New disclosure requirements being considered by the Federal Reserve Board (FRB) for loan insurance products aren’t the only threat to core F&I offerings like GAP coverage. In California, product providers are racing to notify dealers that one of the key selling feature of GAP might be barred since a new law took effect on Jan. 1.

In late September, Gov. Arnold Schwarzenegger signed AB 2782 into law. The Omnibus bill packaged, among other things, a new licensing requirement for sellers of accident and health insurance. How GAP got thrown into this new requirement is a case of unintended consequences. According to executives at the San Diego, Calif.-based OwnerGUARD, the California New Car Dealers Association asked the California Department of Insurance to clarify whether a GAP waiver would fall under the new requirement. In its response, the state agency said that the new requirement would not allow GAP waivers to cover a customer’s deductible.

Fortunately for the industry, the state's Department of Insurance has delayed implementation of the new law, because many broker agents were unaware of the new requirement.

“The department dropped this opinion 30 days prior to the [law’s effective date], which sent dealers, providers and the agent community in a mad scramble.
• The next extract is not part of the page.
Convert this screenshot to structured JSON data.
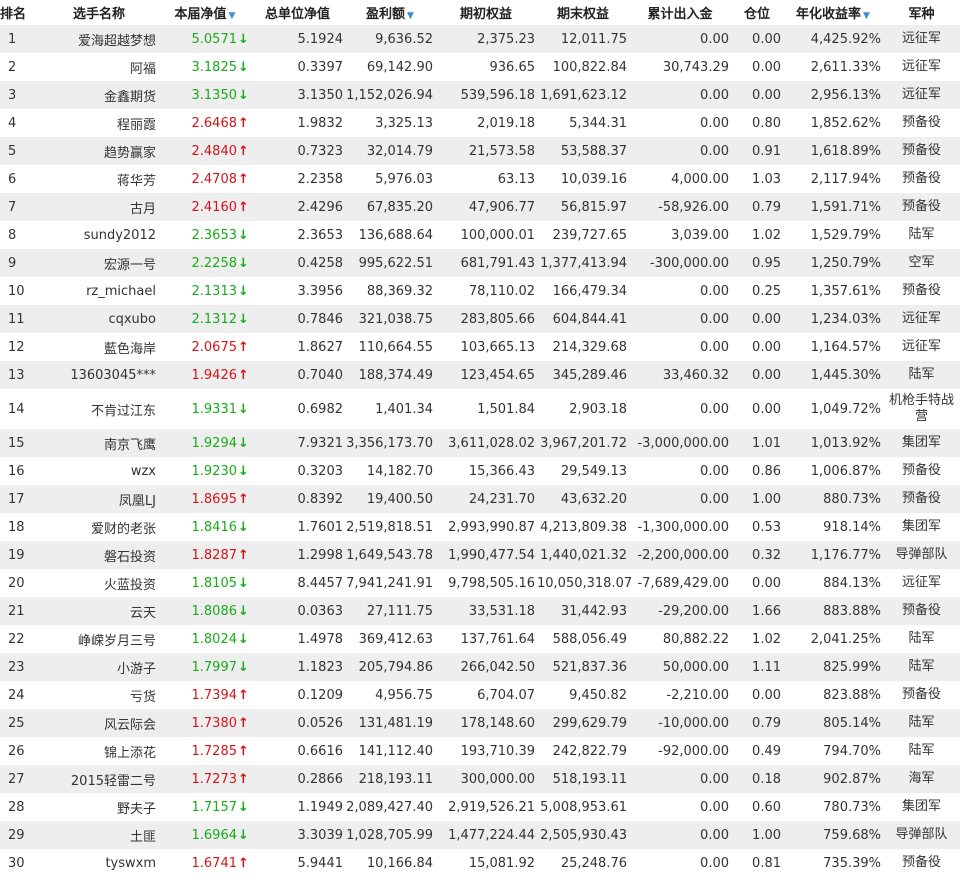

This is, unfortunately, something that can’t be retracted,” said Michelle Dicks, OwnerGUARD’s general counsel. “At this point, the industry, the dealers and the product providers are really concerned, as this is a crucial component of the product.”

If left unchanged, California dealers will be prohibited from selling deductible coverage through GAP if they have not obtained an agent license. In the meantime, providers are adding language to their agreements that informs consumers that deductible coverage is void.

“GAP sales can continue, but the law is what the law is,” said Dicks. “The Department of Insurance has agreed to delay enforcement through March 31, which means the department, in looking at GAP waiver forms, is not going to fine someone or haul them into court for having a form that indicates that the deductible will be covered. However, you can’t cover the deductible.” 

OwnerGUARD, which has reached out to the Guaranteed Asset Protection Alliance, the American Financial Services Association, the Consumer Credit Industry Association, and several other associations, is mounting a two-pronged effort to fix the problem.

With the California New Car Dealers Association in tow, the company is working closely with the California Department of Insurance on new legislation to solve the deductible problem. “We’re really close to having language that will fix this legislation,” Dicks said.

OwnerGUARD is also working with John Norwood, a noted California lobbyist who specializes in the state’s insurance and financial sector. OwnerGUARD officials are hoping he can clear the way for the state legislature to vote and pass its drafted legislation by June, but company officials admit there are several hurdles standing in the way.

“Our goal is to, hopefully, see something in June, but nothing is ever certain,” said Dicks. “If it doesn’t work the way we’re anticipating, we might be looking at a September vote. But if our legislation is not labeled as an emergency measure, we could be looking at Jan. 1, 2012.”

This threat to GAP couldn’t have come at a worse time for dealers. The industry is preparing to mount a campaign to remove credit insurance, GAP and debt cancellation agreements from a new set of disclosure rules proposed by the FRB. Legal watchers say the disclosure rules are designed to convince customers not to buy these F&I products.

The industry is also dealing with proposed revisions to the Truth in Lending Act’s Regulation Z, which the FRB has said is supposed to enhance consumer protections for home mortgage transactions. However, the new disclosures created by the proposal would also apply to auto transactions.

Letters opposed to the proposal, which was announced in August 2010, were submitted by the National Automobile Dealers Association and others in the industry to the FRB during the public comment period, which ended in December 2010. The industry argued that the FRB overstepped its bounds and that regulation of the auto industry would fall under the Federal Trade Commission and the new Consumer Financial Protection Bureau.

“This is a huge problem for the industry,” said Al Sacko, vice-president of sales and marketing at OwnerGUARD. “We submitted our letter in opposition to what the FRB is proposing. As for California, frankly, if no one had asked the question, there would be an interpretation levied. And as you know, any of these products are typically submitted to lenders for approval, so now we get into changing forms to get them compliant. Then the department comes out and says we don’t have to have the forms in place until March. That’s when we said, wait a second, we need to look at this closer. That’s when our management team decided we needed to take some action.”